----- Recorded information -----

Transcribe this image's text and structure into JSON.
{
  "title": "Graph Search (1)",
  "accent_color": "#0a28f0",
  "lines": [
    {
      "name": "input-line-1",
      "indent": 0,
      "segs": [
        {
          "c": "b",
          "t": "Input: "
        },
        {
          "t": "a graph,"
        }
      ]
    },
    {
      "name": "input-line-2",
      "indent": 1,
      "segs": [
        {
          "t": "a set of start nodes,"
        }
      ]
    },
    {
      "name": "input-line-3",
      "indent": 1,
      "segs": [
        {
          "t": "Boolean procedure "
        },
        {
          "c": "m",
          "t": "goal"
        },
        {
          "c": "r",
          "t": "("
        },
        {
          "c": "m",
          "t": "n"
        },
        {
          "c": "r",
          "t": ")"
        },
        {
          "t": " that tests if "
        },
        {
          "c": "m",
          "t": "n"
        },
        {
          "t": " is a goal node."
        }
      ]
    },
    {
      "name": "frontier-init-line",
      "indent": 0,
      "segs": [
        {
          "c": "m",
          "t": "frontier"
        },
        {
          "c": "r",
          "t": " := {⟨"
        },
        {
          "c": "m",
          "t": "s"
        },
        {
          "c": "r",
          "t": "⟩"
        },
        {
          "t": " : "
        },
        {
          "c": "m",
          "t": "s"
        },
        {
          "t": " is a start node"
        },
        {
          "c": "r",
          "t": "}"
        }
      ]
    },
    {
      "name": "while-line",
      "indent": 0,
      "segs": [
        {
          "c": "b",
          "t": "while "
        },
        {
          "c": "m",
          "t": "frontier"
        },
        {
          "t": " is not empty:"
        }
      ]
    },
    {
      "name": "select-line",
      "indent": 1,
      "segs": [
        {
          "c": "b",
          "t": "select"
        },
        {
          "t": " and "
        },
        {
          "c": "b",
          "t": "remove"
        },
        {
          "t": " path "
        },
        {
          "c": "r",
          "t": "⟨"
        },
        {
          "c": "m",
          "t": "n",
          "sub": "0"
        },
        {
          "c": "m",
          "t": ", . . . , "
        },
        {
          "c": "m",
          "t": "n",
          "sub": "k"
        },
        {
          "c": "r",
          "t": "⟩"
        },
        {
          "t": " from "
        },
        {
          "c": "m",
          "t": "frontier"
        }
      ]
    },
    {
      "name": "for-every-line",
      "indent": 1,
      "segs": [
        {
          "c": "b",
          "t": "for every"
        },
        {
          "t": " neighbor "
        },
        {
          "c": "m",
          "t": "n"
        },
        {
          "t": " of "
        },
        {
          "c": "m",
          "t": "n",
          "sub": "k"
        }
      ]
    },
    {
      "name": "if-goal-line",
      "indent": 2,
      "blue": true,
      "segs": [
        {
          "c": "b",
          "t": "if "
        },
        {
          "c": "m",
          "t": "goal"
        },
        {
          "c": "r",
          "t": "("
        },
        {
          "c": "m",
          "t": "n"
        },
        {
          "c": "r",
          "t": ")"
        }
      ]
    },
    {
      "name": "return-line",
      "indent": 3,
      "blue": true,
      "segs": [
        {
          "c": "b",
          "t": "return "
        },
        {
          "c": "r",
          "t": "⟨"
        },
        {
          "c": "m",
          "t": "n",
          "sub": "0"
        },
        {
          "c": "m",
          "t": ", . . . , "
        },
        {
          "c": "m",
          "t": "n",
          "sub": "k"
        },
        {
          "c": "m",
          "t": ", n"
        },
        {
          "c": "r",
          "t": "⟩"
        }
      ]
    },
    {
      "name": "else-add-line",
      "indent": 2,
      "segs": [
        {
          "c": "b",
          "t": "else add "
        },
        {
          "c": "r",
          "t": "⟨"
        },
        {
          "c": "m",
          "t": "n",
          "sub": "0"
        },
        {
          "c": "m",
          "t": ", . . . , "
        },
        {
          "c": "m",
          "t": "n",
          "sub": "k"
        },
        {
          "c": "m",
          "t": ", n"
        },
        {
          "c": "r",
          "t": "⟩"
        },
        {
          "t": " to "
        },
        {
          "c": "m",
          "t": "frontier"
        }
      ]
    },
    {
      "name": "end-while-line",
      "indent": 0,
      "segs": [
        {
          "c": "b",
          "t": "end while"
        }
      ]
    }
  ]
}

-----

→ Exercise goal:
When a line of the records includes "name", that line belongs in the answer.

→ Written response:
      "name": "input-line-1",
      "name": "input-line-2",
      "name": "input-line-3",
      "name": "frontier-init-line",
      "name": "while-line",
      "name": "select-line",
      "name": "for-every-line",
      "name": "if-goal-line",
      "name": "return-line",
      "name": "else-add-line",
      "name": "end-while-line",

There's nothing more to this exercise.